- [What is required] Copy out all the lines in the records that include the word "newbies".

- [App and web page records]

____________

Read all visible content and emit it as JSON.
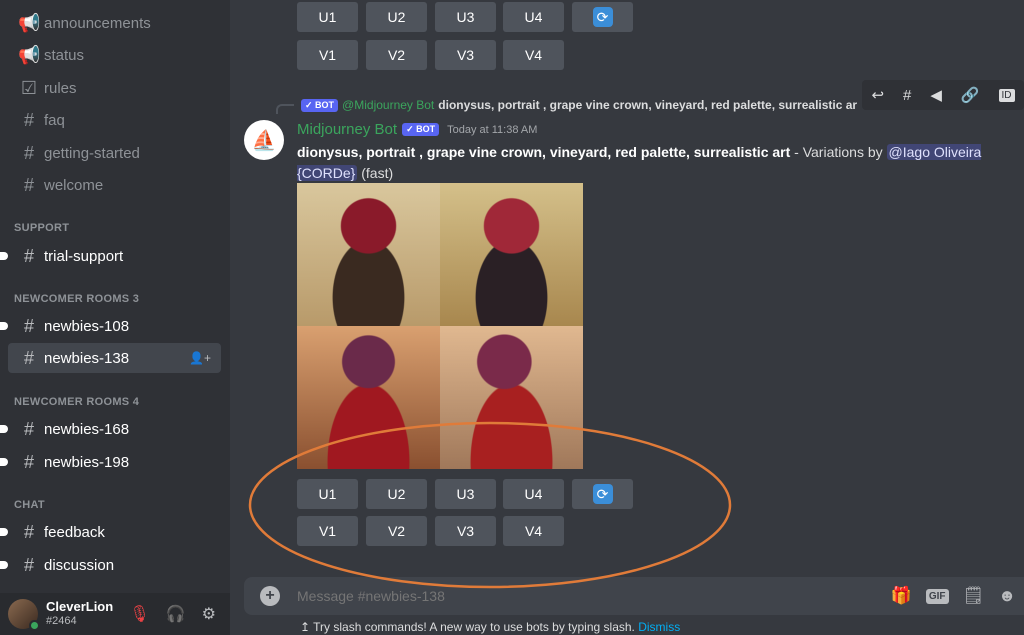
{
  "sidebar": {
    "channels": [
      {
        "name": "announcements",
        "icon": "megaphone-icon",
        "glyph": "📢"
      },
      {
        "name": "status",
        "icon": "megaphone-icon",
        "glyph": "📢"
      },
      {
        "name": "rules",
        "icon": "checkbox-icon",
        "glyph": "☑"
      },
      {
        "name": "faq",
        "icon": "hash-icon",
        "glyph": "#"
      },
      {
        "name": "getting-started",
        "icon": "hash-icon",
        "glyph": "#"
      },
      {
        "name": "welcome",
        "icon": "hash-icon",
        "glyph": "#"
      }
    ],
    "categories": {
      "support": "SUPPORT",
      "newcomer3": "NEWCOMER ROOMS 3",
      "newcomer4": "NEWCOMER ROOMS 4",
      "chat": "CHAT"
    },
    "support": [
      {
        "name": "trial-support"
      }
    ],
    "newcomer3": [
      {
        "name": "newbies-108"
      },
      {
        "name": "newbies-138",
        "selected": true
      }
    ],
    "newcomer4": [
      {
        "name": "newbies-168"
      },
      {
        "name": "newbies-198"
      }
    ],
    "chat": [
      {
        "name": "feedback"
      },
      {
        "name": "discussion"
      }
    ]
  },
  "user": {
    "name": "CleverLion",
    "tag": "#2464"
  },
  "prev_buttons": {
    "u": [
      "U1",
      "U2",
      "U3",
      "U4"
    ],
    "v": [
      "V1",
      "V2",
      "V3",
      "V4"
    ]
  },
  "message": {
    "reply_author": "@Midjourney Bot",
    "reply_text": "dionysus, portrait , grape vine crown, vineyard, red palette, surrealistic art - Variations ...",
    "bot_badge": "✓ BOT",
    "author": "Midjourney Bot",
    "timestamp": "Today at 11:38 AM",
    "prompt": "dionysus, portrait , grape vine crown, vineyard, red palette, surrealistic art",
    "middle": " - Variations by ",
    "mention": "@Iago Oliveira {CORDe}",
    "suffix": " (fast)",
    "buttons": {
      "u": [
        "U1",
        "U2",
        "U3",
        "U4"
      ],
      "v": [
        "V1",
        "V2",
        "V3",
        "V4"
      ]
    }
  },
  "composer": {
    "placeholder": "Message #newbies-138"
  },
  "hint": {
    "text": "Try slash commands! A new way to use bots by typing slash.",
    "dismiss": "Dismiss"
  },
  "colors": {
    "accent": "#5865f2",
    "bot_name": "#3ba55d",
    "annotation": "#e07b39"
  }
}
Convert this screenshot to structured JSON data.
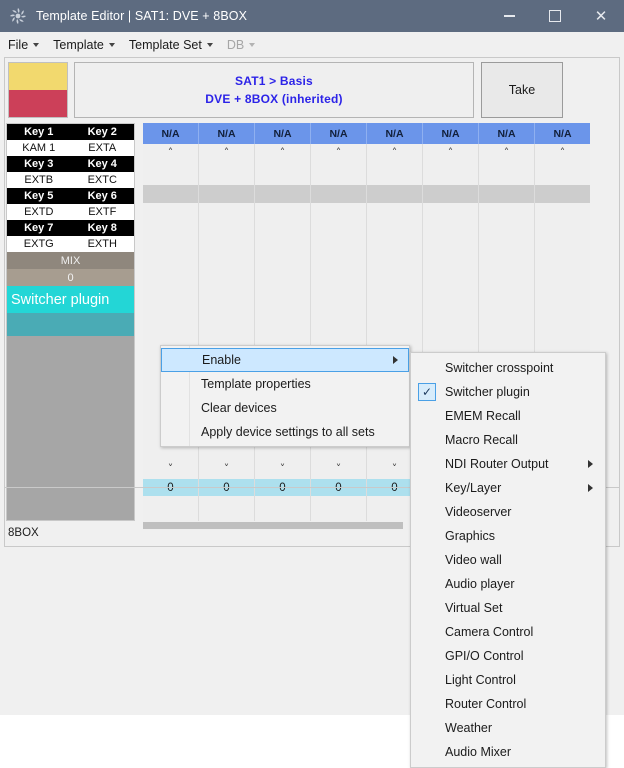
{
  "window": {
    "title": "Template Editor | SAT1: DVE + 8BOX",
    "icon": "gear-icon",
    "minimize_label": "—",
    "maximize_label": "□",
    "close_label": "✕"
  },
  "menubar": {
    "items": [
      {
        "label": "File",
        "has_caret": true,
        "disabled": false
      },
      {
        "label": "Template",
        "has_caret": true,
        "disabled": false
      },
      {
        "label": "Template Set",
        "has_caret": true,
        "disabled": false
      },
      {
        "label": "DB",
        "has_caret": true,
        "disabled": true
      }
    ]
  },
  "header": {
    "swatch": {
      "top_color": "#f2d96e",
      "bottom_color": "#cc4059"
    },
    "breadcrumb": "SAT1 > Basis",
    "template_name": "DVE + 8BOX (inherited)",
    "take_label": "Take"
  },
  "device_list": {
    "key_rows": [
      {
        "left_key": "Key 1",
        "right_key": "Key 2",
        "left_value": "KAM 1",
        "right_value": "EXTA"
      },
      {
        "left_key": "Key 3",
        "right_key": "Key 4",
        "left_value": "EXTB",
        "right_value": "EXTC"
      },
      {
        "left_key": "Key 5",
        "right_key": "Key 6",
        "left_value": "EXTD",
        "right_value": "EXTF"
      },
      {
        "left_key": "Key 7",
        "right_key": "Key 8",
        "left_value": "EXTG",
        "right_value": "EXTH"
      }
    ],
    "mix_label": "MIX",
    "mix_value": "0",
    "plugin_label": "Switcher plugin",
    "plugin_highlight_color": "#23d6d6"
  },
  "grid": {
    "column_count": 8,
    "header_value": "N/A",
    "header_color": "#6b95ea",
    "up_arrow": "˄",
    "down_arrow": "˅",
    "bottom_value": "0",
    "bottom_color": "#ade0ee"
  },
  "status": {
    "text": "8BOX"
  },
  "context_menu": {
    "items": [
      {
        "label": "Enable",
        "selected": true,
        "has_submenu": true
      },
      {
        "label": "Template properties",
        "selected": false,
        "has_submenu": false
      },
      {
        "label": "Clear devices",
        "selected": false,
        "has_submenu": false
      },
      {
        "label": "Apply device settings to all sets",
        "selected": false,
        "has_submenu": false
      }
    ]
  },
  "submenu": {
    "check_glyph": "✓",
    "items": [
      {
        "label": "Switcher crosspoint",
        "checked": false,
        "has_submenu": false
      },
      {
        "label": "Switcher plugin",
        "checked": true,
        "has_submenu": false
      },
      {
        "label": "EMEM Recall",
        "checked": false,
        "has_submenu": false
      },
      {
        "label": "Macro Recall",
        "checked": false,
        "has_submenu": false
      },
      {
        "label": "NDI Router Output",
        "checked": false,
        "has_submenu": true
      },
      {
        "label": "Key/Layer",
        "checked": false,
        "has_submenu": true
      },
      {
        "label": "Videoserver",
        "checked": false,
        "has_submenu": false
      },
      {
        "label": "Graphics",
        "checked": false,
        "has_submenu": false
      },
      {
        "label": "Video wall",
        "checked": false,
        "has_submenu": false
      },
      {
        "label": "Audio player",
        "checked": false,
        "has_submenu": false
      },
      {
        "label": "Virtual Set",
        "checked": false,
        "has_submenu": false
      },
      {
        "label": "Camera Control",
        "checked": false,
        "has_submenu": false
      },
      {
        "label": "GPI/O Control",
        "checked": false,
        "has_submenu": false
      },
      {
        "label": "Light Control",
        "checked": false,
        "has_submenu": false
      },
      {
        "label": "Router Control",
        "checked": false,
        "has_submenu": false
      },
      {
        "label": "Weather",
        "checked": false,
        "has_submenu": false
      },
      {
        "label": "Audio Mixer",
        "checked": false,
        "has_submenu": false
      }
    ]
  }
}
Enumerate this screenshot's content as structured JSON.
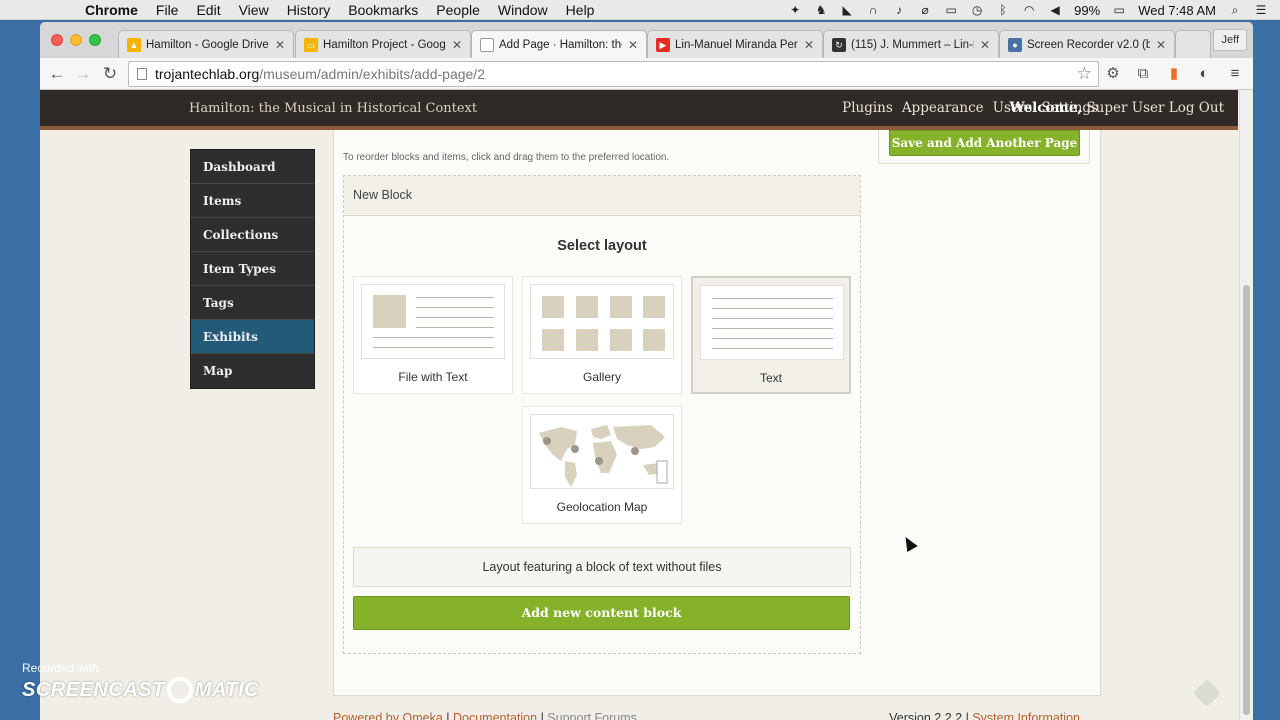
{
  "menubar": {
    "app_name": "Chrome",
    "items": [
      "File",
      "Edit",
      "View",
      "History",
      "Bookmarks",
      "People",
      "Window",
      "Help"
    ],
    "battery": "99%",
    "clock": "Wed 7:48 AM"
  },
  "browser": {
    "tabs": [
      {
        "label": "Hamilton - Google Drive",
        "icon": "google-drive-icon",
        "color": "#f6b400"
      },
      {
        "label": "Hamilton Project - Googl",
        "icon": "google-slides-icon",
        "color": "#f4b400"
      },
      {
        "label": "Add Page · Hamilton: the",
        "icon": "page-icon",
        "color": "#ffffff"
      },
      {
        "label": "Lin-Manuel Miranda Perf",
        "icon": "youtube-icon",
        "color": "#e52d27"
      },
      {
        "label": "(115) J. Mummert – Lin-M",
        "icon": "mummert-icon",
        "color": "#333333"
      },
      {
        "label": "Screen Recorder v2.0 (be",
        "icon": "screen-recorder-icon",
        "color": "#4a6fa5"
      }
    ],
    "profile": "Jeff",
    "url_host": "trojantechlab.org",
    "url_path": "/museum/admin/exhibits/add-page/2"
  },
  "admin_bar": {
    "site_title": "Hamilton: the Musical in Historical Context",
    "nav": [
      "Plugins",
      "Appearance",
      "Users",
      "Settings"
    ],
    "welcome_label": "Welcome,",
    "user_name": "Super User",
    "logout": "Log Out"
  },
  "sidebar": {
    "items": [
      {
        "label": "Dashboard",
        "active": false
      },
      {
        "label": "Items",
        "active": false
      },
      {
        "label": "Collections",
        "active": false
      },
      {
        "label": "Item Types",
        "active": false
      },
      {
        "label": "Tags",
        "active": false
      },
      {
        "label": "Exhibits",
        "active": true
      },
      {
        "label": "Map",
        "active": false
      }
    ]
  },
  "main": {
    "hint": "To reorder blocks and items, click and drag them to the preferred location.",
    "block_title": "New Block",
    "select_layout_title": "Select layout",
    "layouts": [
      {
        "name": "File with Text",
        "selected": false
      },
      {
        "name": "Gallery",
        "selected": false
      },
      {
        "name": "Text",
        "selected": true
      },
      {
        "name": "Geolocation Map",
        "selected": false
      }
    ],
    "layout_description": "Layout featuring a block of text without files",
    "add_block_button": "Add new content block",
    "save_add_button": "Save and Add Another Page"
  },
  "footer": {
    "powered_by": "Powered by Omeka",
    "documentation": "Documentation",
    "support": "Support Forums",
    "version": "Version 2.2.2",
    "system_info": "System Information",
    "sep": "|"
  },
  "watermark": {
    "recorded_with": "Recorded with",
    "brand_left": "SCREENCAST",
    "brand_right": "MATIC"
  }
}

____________

- [Exercise output]
        "name": "newbies-108"
        "name": "newbies-138",
        "name": "newbies-168"
        "name": "newbies-198"
    "placeholder": "Message #newbies-138"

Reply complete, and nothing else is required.